What is hydropower?
Hydroelectric power or hydroelectric power is electricity generated by the flow of water. Simply put, hydroelectric power is generated when moving water flows through it and turns a turbine to generate electricity.
According to the Energy Information Administration, hydropower accounted for about 6.3 percent of all U.S. utility-scale electricity generation (at least 1,000 kilowatts of capacity) and 31.5 percent of all utility-scale electricity generation from renewable sources. In 2021, utility-scale power generation was 4,108 billion kilowatt-hours (kWh).
Hydro’s share of total electricity generation has fallen over the years due to increased use of other types of electricity generation such as solar and wind, but its contribution to the renewable energy mix remains significant. Hydropower accounts for 16 percent of all electricity generation worldwide, according to the International Finance Corporation.
How does water become electricity?
Hydropower has its roots hundreds of years ago when running water was used to turn a wheel that ground wheat into flour. Water was also used to turn leather straps that moved saws used in wood production. Today there are various systems that capture the flow of water in water turbines that generate electricity and storing this energy in storage batteries is a viable option.
river and storage systems
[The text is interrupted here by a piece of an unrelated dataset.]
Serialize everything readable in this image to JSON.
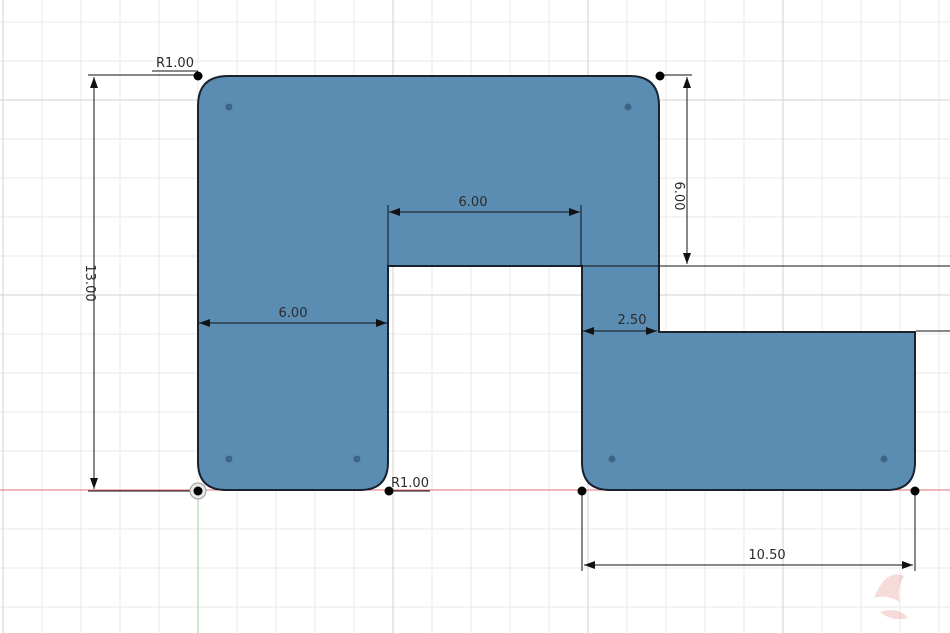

Traditional hydroelectric power plants include a run-of-river system, in which the flow of a river flows through a turbine, and a storage system, in which water from a reservoir is injected into turbines in a controlled manner.
In a pumped storage power plant, water is pumped into a reservoir, usually at an elevation higher than the water source, and the controlled release of water flows into a turbine. However, pumped storage systems tend to consume more electricity than they produce, resulting in negative net electricity generation balances.
Most hydroelectric power plants in the US have dams and reservoirs, but dams built decades ago were not designed to generate electricity — a small fraction are capable of doing so today.
Wave energy is a type of energy that can generate electricity by capturing the kinetic energy of waves to drive a turbine. Its use is mainly offshore in open water. Wave power plants are not very widespread compared to run-of-river hydroelectric power plants, but the EIA estimates that the annual energy potential of the waves off America’s coasts could generate up to 2.64 trillion kWh annually.
Which areas in the US are ideal for hydroelectric power?
Hydropower relies on facilities that are close to a water source. Some areas in the US are ideal because of heavy rain or snowfall. The Pacific Northwest, for example, has more rainfall than parts of the continental U.S. Snow accumulates in the mountains during the winter, and in the spring this snowmelt feeds rivers and tributaries where hydroelectric power plants can be built to use the river or store water for turning turbines.
Almost all hydroelectric power in the US comes from onshore plants, with very little offshore production. In 2021, just five states accounted for more than half of all hydroelectric power generation in the US: Washington (27%), Oregon (11%), New York (11%), California (6%), and Tennessee (5%). ).
Almost all hydroelectric power generation in New York comes from the Niagara River, which empties into Niagara Falls. The state-controlled utility’s power plants at Niagara Falls produce 28.7 billion kWh of electricity each year, which is enough to power 287 billion 100-watt light bulbs.
How to invest in hydropower
There aren’t many publicly traded companies that focus solely on hydropower, and dedicated indices and exchange-traded funds are hard to come by. That may mean focusing on alternative renewable energy indices and ETFs. Stocks are typically utility companies that can build large power generation facilities. In addition, few publicly traded companies are available for trading as many utility companies that operate hydroelectric power are government controlled.
- Brookfield Renewable Partners LP (NYSE: BEP) is focused on renewable energy and operates in more than 30 countries in North America, South America, Europe and Asia. Hydropower accounted for around 75 percent of total sales in 2022.
- IDACORP (NYSE: IDA) controls Idaho Power Company, a regulated electric utility that operates 17 hydroelectric power plants that draw water from a river and its tributaries in the state. Geothermal energy is also part of the mix of renewable energies.
- Ocean Power Technologies Inc. (NYSE: OPTT) develops systems that generate electricity by harnessing the renewable energy of ocean waves.
- Portland General Electric Company (NYSE: POR) is expanding its use of renewable energy, shifting away from coal and other fossil fuels. Because the focus is Oregon and there are few rivers and tributaries to build on, the potential construction of additional hydroelectric power plants within the state is limited.
Are there limits to increasing hydroelectric power generation?
Conservationists oppose the development of water resources in certain areas because of concerns about the impact of power generation plants on fish, wildlife and plants. This resistance can pose an obstacle to the construction of new plants, unless laws or court decisions permit such development.
Because hydroelectric power plants rely on water, drought or little rainfall or snow can severely affect hydroelectric power. Without water, the turbines would be idle.
Water sources and the power of water flow in rivers can also limit the construction of facilities. The Midwest offers little potential for hydropower construction, but the eastern and western states offer potential with their proximity to mountains.